By Jason Keil   Published Feb 09, 2004 at 5:14 AM

{image1}When Chicago singer/songwriter Derek Phillips was looking for a guitarist for his new band Riviera, Milwaukeean Mick Radichel probably wasn't who he had in mind.

Before Radichel joined the Chicago quintet, he was a member of the successful Milwaukee/Minneapolis ska band The Pacers. After that band parted ways, Radichel found studio work in Memphis, but quickly grew tired of working in a repetitious and mechanical fashion and returned to Milwaukee to form the garage punk band Men from Mars. Despite their success, Radichel became restless. He once again left the Cream City to find a musical refuge in The City of Big Shoulders, where he joined Riviera in 2001.

At first glance, Radichel's background in punk and ska really doesn't fit the mold for a band that has a firm foundation in folk music. But when Phillips formed the band a year earlier, he was looking to create music that would build upon that foundation. Its members would add their own signatures to the songs. Radichel was able to apply some of the southern flair he learned in Memphis to give the songs some much-needed structure.

The band also includes bassist/guitarist Matt Usner, drummer Joshua Rogers, with whom Phillips worked with before, and vocalist/keyboardist Josh Boisvert, the band's newest member.

Their different styles of writing make things colorful, says Phillips.

"My lyrics are more like abstract images," Phillips explains, "I really like it open-ended. Josh and Mick have a good way of keeping their lyrics more concise and optimistic."

Songs like "Democratic Déjà vu," penned by Phillips, don't paint a pretty picture ("Here we go again/it's all the same old game/despite this déjà vu/this broken window view"), especially when compared to the slightly sunnier lyrics of the Radichel-penned "Such Sweet Sorrow" ("Now I'm a better man and when you think of me/I hope you never doubt a single thing I said or did to make it real"), but it prevents the group from being pigeon-holed into the often cynical "alt-country" genre.

"We've been letting some of our influences seep in," says Phillips, "(The 'alt-country' label) can be limiting. Being compared to Wilco is fine with me. With a band that great being so close, it's hard for them not to rub off on you, but we don't try to rehash the same old images. We have been experimenting to develop a sound that is uniquely our own."

The result of the band's experimentation is the debut EP "Broken Hearted Dreams," six melancholy tracks that bring some atmosphere to a traditional folk sound.

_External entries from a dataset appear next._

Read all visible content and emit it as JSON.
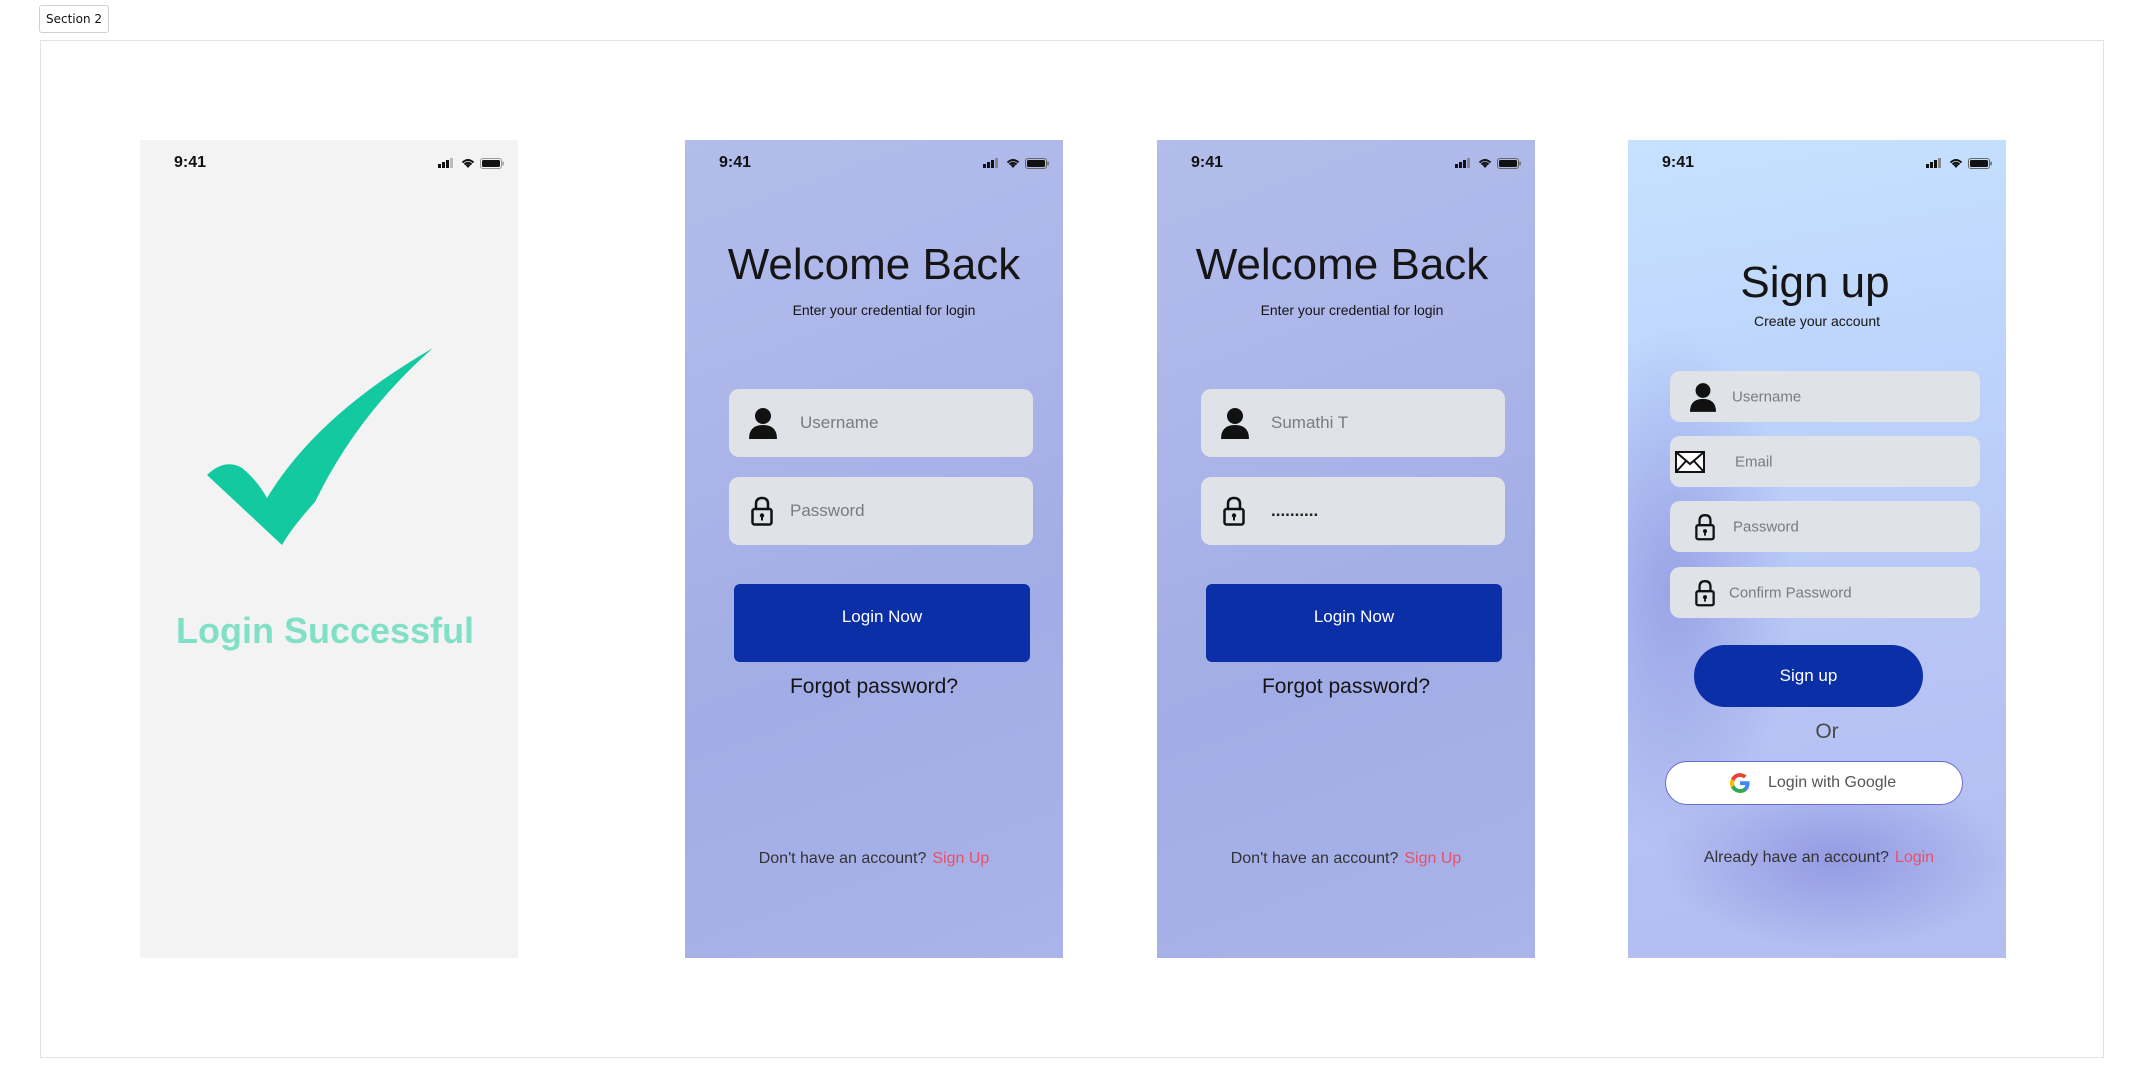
{
  "section_label": "Section 2",
  "status_bar": {
    "time": "9:41"
  },
  "screens": {
    "login_success": {
      "message": "Login Successful"
    },
    "login_empty": {
      "title": "Welcome Back",
      "subtitle": "Enter your credential for login",
      "username_placeholder": "Username",
      "password_placeholder": "Password",
      "login_button": "Login Now",
      "forgot_password": "Forgot password?",
      "footer_text": "Don't have an account?",
      "footer_link": "Sign Up"
    },
    "login_filled": {
      "title": "Welcome Back",
      "subtitle": "Enter your credential for login",
      "username_value": "Sumathi T",
      "password_value": "..........",
      "login_button": "Login Now",
      "forgot_password": "Forgot password?",
      "footer_text": "Don't have an account?",
      "footer_link": "Sign Up"
    },
    "signup": {
      "title": "Sign up",
      "subtitle": "Create your account",
      "username_placeholder": "Username",
      "email_placeholder": "Email",
      "password_placeholder": "Password",
      "confirm_password_placeholder": "Confirm Password",
      "signup_button": "Sign up",
      "or_text": "Or",
      "google_button": "Login with Google",
      "footer_text": "Already have an account?",
      "footer_link": "Login"
    }
  },
  "icons": {
    "checkmark": "checkmark-icon",
    "user": "user-icon",
    "lock": "lock-icon",
    "email": "envelope-icon",
    "google": "google-icon",
    "signal": "signal-icon",
    "wifi": "wifi-icon",
    "battery": "battery-icon"
  },
  "colors": {
    "primary_button": "#0b2fa6",
    "success_text": "#7fe0c6",
    "checkmark": "#13c9a0",
    "link": "#e8506a",
    "field_bg": "#dfe2e6"
  }
}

Critics have quickly caught on to what Riviera is trying hard to accomplish, with Johnny Loftus of the All Music Guide saying that the disc "is a hideaway of bungalow anthems and bedroom door confessionals inspired by the wisdom in a hollowed-out bible...But their debut EP never lets its influences lead the dance, instead dizzying them with literate doses of absurdist humor and liberal doses of the hidden hooch in that hollow bible."

Riviera begins work on first full-length album next month, and it will use the opportunity to once again pull its music in a different direction.

"We're trying to make a statement on this album," says Phillips, "There is a mood that we're establishing. The songs are going to be a little more concise and traditional, with not as much atmosphere."

It's creating that unique sound that made Phillips excited about making music with Riviera in the first place.

Mick Radichel makes his triumphant return to Milwaukee when Riviera appears with The Vega Star and Telectro at the Cactus Club, 2496 S. Wentworth Ave., on February 14 at 10 p.m. For more information on Riviera, please visit